Unfortunately, the health and economic crisis of 2020 has not slowed down these scammers. Those hoping to make an illegal buck are coming out of the woodwork, using false promises of hope or fear tactics to gain access to banking or personal information. These attempts come in the form of robocalls, emails, text messages and fake social media posts.
These criminals believe they have all their bases covered, but there are ways to stop them. Here are some of the most common COVID-19-related senior scams and tips for helping you and your loved ones to avoid falling victim.
Vaccinations and Home Test Kits Scams
Shameless scammers are capitalizing on shortage scares and coronavirus health concerns to take your money and run. Since March, the FTC has reported that tele-thieves are pretending to sell safety items, such as facemasks, home testing kits and even toilet paper to lure people. Victims, including healthcare workers, have told the FTC that they paid online stores for these essentials only to be left hanging once they handed over the money.
Just ignore offers for vaccinations and home test kits. Most test kits being advertised have not been approved by the FDA, and most likely are not accurate.
Stimulus and Government Payment Assistance Scams
Don’t respond to texts, emails or calls about checks from the government. The Federal Communications Commission (FCC) is cautioning people not to give away their information. In these scams, thieves request bank account information so funds can be “released” or loan applications can be approved. Most people who are eligible for stimulus checks don’t have to do anything to get their money because the IRS will use the same payment method—direct deposit, Direct Express debit card or paper check—used to send your tax refund, Social Security, retirement or other government benefits money, according to the FTC.
Scammers claiming to be someone they are not is nothing new, but in the era of COVID the schemes have taken on a different form. People posing as Social Security Administration officials have contacted elderly recipients informing them that their benefits will stop or decrease due to the pandemic unless they provide personal information or some sort of payment method. There are also insurance scams that are offering bogus low-cost health and life insurance plans to seniors.
Spot a Scam
According to the FTC, here are a few prevention methods to protect you and your loved ones from scammers.
- Don’t be rushed. Whatever the call, email, text or social media post is about, remember that scammers try to rush you. Trustworthy people don’t.
- Check it out. Before you act on something or share it—stop. Do some research. Do the facts back up the story?

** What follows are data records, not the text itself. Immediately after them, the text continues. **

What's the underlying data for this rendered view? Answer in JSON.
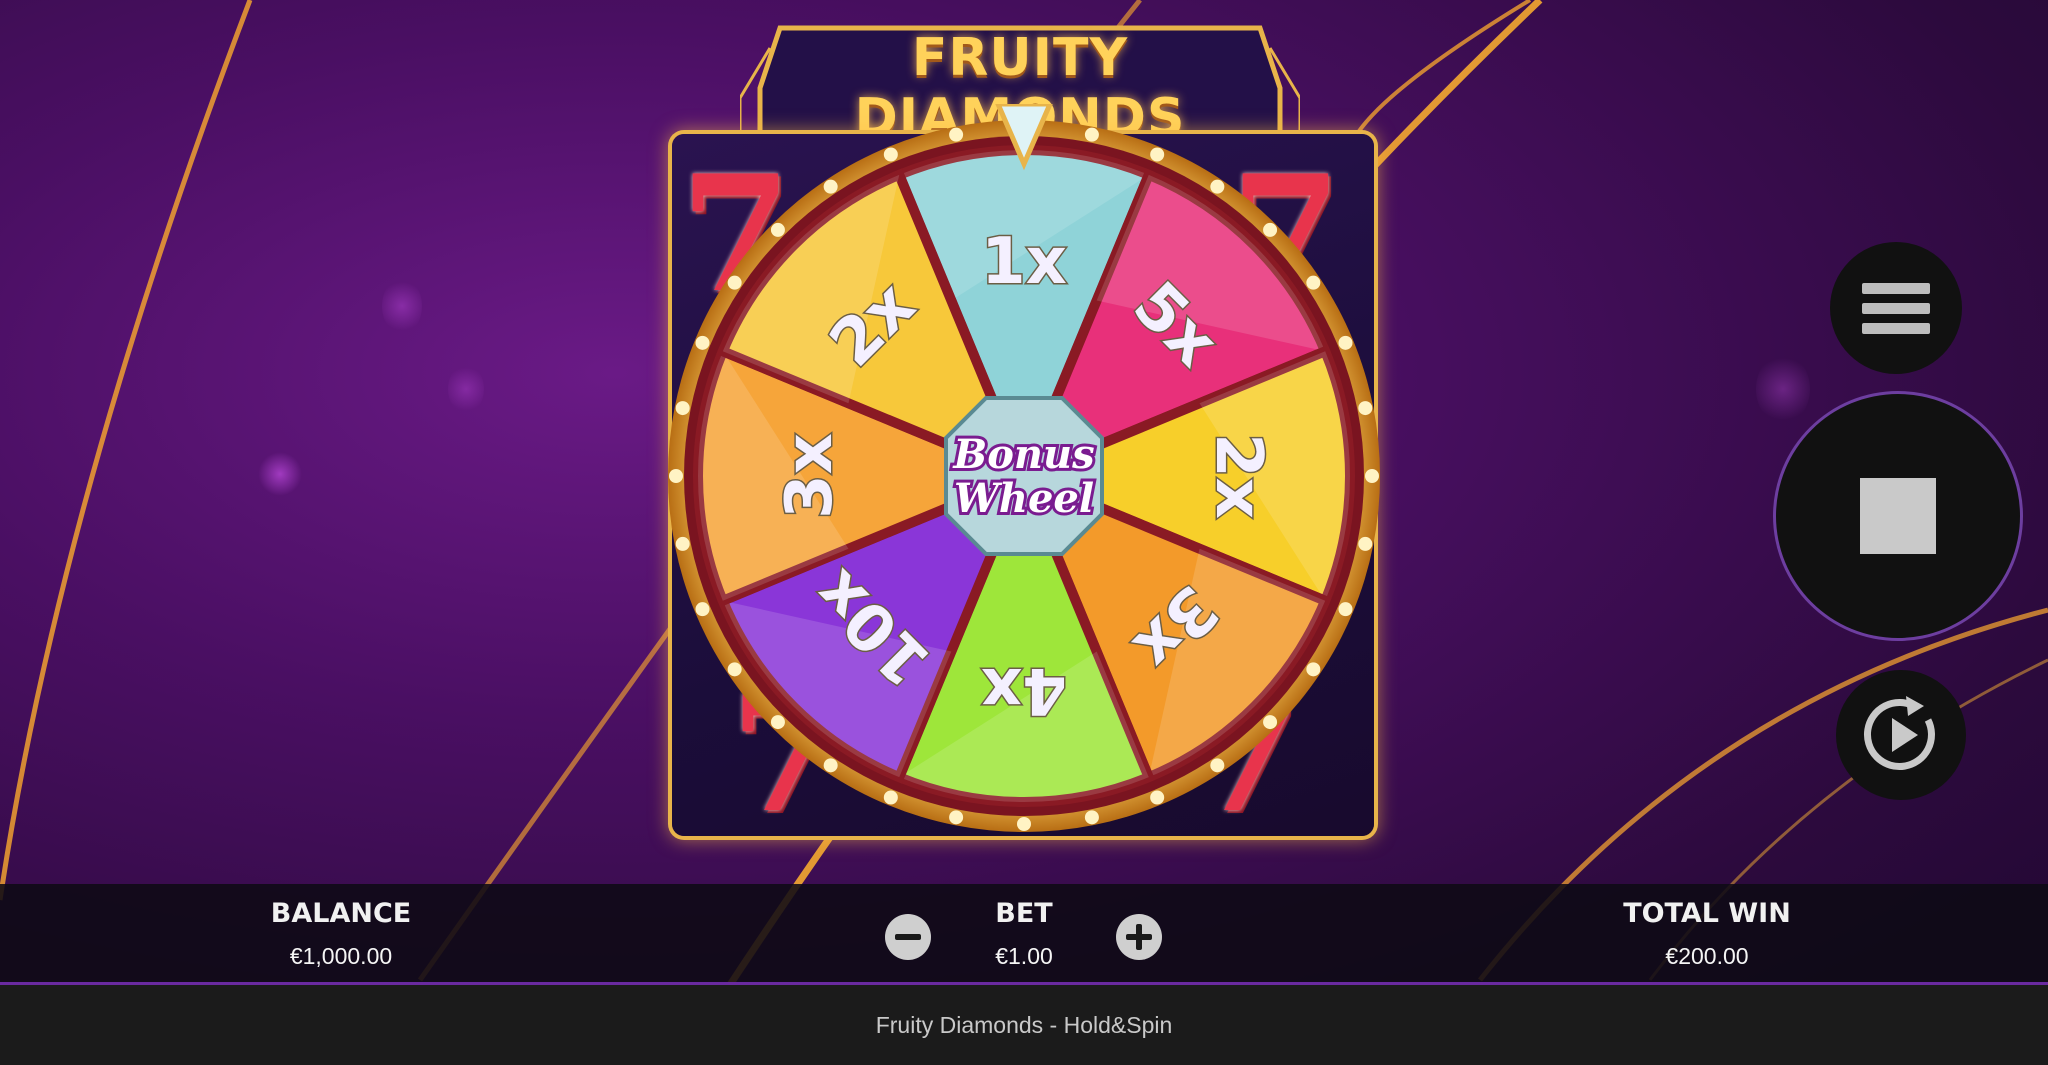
{
  "game": {
    "title": "FRUITY DIAMONDS",
    "subtitle": "Hold&Spin",
    "footer_title": "Fruity Diamonds - Hold&Spin"
  },
  "wheel": {
    "hub_line1": "Bonus",
    "hub_line2": "Wheel",
    "segments": [
      {
        "label": "1x",
        "color": "#8fd3d8"
      },
      {
        "label": "5x",
        "color": "#e8307a"
      },
      {
        "label": "2x",
        "color": "#f7cf2a"
      },
      {
        "label": "3x",
        "color": "#f39a2a"
      },
      {
        "label": "4x",
        "color": "#9ee63a"
      },
      {
        "label": "10x",
        "color": "#8a36d8"
      },
      {
        "label": "3x",
        "color": "#f6a53a"
      },
      {
        "label": "2x",
        "color": "#f7c83a"
      }
    ]
  },
  "controls": {
    "menu_icon": "hamburger-menu-icon",
    "stop_icon": "stop-icon",
    "autoplay_icon": "autoplay-icon"
  },
  "stats": {
    "balance_label": "BALANCE",
    "balance_value": "€1,000.00",
    "bet_label": "BET",
    "bet_value": "€1.00",
    "total_win_label": "TOTAL WIN",
    "total_win_value": "€200.00"
  },
  "colors": {
    "accent_gold": "#e8b44a",
    "background_purple": "#4a0f63",
    "bar_border": "#6a2aa0"
  }
}
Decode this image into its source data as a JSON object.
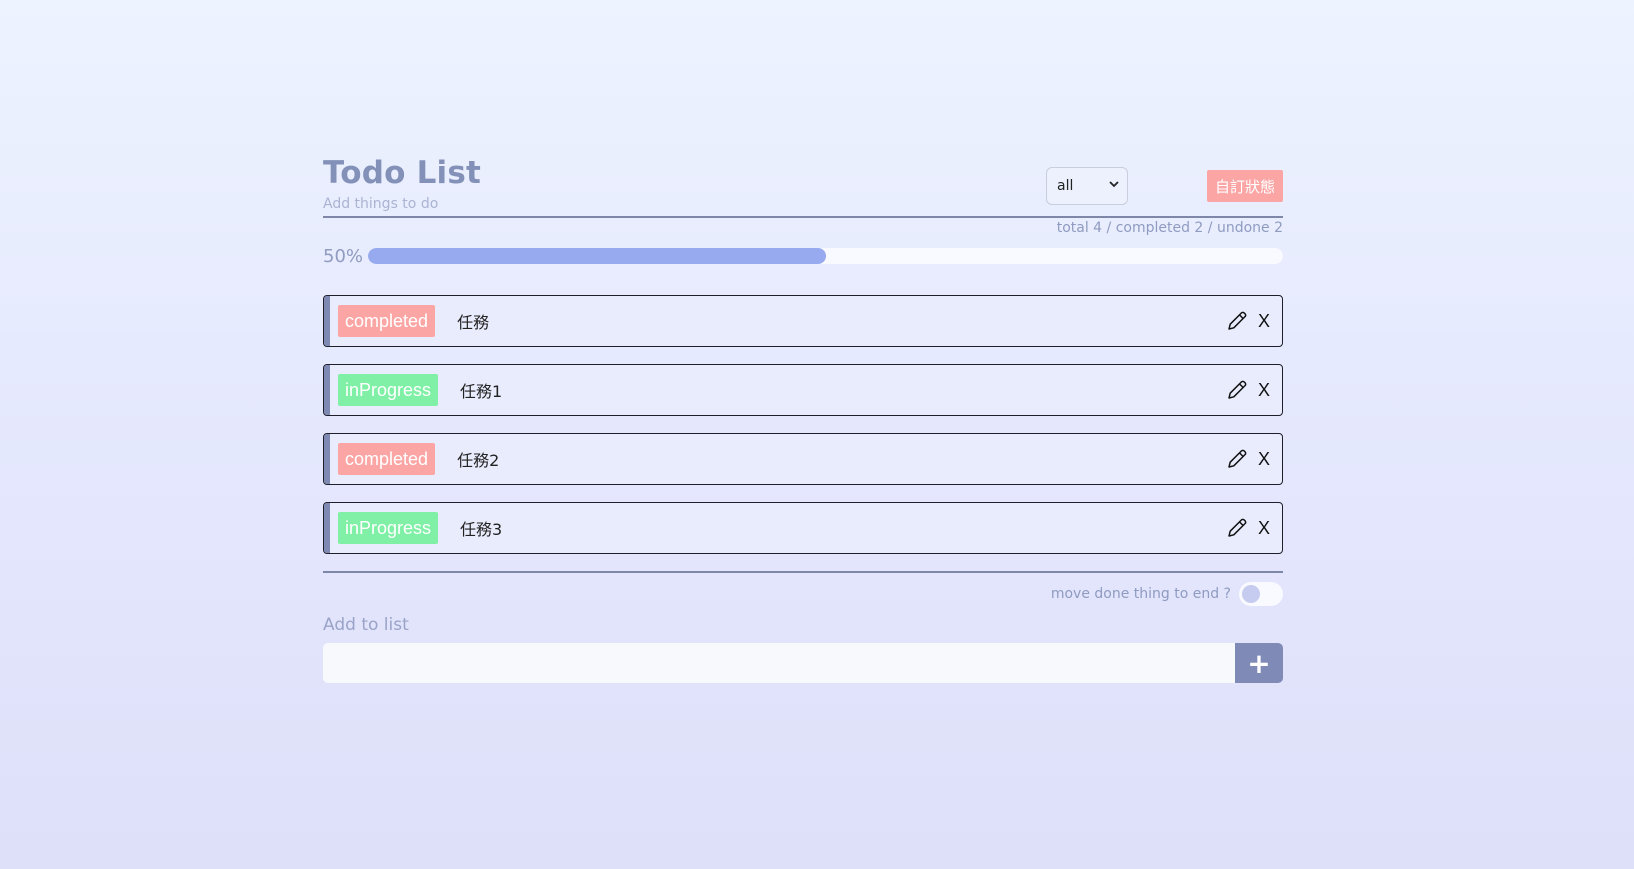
{
  "header": {
    "title": "Todo List",
    "subtitle": "Add things to do",
    "filter_selected": "all",
    "custom_status_label": "自訂狀態"
  },
  "summary": {
    "text": "total 4 / completed 2 / undone 2"
  },
  "progress": {
    "label": "50%",
    "value": 0.5
  },
  "todos": [
    {
      "status": "completed",
      "text": "任務",
      "status_color": "#fca5a5"
    },
    {
      "status": "inProgress",
      "text": "任務1",
      "status_color": "#7ff0a6"
    },
    {
      "status": "completed",
      "text": "任務2",
      "status_color": "#fca5a5"
    },
    {
      "status": "inProgress",
      "text": "任務3",
      "status_color": "#7ff0a6"
    }
  ],
  "actions": {
    "edit_icon": "pencil-icon",
    "delete_label": "X"
  },
  "settings": {
    "move_done_label": "move done thing to end ?",
    "move_done_enabled": false
  },
  "add": {
    "label": "Add to list",
    "placeholder": "",
    "button_label": "+"
  },
  "colors": {
    "accent": "#7f8ab7",
    "progress_fill": "#97aaf0",
    "completed": "#fca5a5",
    "in_progress": "#7ff0a6"
  }
}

- Pass it on. If you get offered something great, or you’re worried about something alarming, then talk to someone you trust before you act.
- Pay by credit card. You’ll get protections under federal law, so you don’t have to pay for merchandise you ordered but didn’t get. If a business charged your account too soon, and didn’t deliver the merchandise on time, you can dispute the billing error and report it to your credit card company.
- Keep in touch with the FTC. Sign up for Consumer Alerts to help spot scams: ftc.gov/subscribe. And watch for the latest at ftc.gov/coronavirus.
- Report scams to the FTC. Go to ftc.gov/complaint. Your report can help the organization shut the scammers down.